The insentient preaching the dharma is inconceivable.
If you use your ears to hear it, it’s hard in the end to understand;
You’ll only know it when your eyes hear the voices.
7. “Sloughs off body and mind” (shinjin datsuraku身心脱落): In several places, Dōgen attributes this expression to his teacher, Rujing; but the phrase shenxin tuoluo 身心脱落 does not appear in the two redactions of the latter’s recorded sayings preserved in Japan (Nyojō goroku 如淨語録, T.48:No.2002A and 2002B). One of these two includes a postscript attributed to Dōgen that records the famous story of his hearing these words from Rujing (T.48:No.2002B:136c3-9; see also DZZ.7:246).
Once, when the master entered the hall, he said to a lazy robed one who was sleeping while sitting, “Studying Chan is body and mind sloughed off. How can you just sleep?”
Hearing these words, I suddenly had a great understanding. I directly ascended to the abbot’s quarters, burned incense and made prostrations.
The master said, “Why are you making prostrations?”
I said, “Body and mind are sloughed off.”
The master said, “Body and mind sloughed off; slough off body and mind.”
I said, “This is just a quick trick. The preceptor shouldn’t recklessly approve it.”
The master said, “I’m not recklessly approving you.”
I said, “What is it you’re not recklessly approving?”
The master said, “Sloughed off, sloughed off.”
In the discussion of this phrase in the Hōkyō ki 寶慶記 (DZZ.7:18-20), Rujing responds to Dōgen’s question about its meaning by saying,
Body and mind sloughed off is zazen. When we just sit, we are free from the five desires [of the senses] and remove the five obstacles [to meditation: desire, aversion, torpor, agitation, and doubt].
Since we have no independent evidence supporting Dōgen’s attribution of this expression to Rujing, some have suggested that the phrase “dust of the mind sloughed off” (xinchen tuoluo 心塵脱落; Japanese shinjin datsuraku), appearing in Rujing’s recorded sayings, might have been Dōgen’s source. (See T.48:No.2002A:130c19.)

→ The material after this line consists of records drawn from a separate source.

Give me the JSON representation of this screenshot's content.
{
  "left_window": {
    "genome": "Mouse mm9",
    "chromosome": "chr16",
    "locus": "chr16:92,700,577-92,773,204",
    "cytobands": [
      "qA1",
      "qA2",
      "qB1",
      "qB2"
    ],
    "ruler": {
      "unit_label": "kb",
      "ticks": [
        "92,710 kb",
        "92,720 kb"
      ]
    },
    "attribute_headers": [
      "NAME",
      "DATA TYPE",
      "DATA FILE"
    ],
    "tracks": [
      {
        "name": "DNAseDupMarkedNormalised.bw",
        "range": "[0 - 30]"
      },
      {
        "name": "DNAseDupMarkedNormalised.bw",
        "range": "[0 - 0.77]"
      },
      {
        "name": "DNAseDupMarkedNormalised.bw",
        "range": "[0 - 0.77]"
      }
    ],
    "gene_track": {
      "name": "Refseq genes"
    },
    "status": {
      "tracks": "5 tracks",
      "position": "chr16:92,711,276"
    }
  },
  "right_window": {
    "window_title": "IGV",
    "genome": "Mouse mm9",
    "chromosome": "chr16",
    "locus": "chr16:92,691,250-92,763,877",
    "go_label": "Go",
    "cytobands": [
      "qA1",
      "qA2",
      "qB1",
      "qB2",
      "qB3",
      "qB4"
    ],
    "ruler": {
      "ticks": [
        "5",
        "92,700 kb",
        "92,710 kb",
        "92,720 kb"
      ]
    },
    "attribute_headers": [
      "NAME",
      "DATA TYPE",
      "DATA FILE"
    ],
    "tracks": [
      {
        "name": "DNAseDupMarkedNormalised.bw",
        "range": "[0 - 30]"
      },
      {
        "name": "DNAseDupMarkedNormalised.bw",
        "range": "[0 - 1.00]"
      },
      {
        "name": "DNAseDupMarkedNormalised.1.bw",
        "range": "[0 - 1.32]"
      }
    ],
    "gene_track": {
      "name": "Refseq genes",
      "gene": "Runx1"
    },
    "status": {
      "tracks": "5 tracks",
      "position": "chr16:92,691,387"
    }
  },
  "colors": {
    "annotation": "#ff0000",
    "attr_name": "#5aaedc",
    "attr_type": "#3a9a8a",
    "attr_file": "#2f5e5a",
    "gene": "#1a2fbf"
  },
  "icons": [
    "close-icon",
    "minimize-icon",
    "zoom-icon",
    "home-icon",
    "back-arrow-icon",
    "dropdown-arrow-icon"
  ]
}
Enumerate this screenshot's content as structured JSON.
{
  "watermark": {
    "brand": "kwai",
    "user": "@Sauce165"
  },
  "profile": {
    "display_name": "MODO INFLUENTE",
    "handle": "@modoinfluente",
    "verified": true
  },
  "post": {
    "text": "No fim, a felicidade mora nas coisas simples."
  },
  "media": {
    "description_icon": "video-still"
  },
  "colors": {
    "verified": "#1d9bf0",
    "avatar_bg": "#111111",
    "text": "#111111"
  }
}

For other examples of Dōgen’s attribution of this expression to Rujing, see Bendō wa 辨道話 (DZZ.2:538); Zanmai ō zanmai 三昧王三昧 (DZZ.2:178); Gyōji 行持(下) (DZZ.1:198); Bukkyō 佛經 (DZZ.2:178); Eihei kōroku 永平廣録 (DZZ.4:10; 4:240).
8. “A thousand hand eyes” (senjutō gen 千手頭眼): The topic of Avalotiteśvara’s thousand arms and thousand eyes is treated in a dialogue, between Yunyan Tansheng 雲嚴曇晟 (780?-841) and fellow disciple Daowu Yuanzhi 道吾圓智 (769-835), recorded in the shinji Shōbōgenzō (DZZ.5:182, case 105):
Yunyan asked Daowu, “How does the bodhisattva of great compassion use so many hands and eyes?”
Wu said, “Like a person searching behind [his head] for his pillow in the night.”
The master said, “I understand. I understand.”
Wu said, “What do you understand?”
The master said, “The entire body is hands and eyes.”
Wu said, “You talk big talk, but what you say is eight or nine tenths.”
The master said, “How about my fellow teacher?”
Wu said, “Throughout the body are hands and eyes.”
The dialogue appears in several Chan sources; see, e.g., Zongmen tongyao ji 宗門統要集 7:23recto-verso, Zengaku tenseki sokan 禅学典籍叢刊 1:149-150. Dōgen discusses a slightly different version of the conversation at Shōbōgenzō kannon 正法眼藏觀音, DZZ.1:213ff.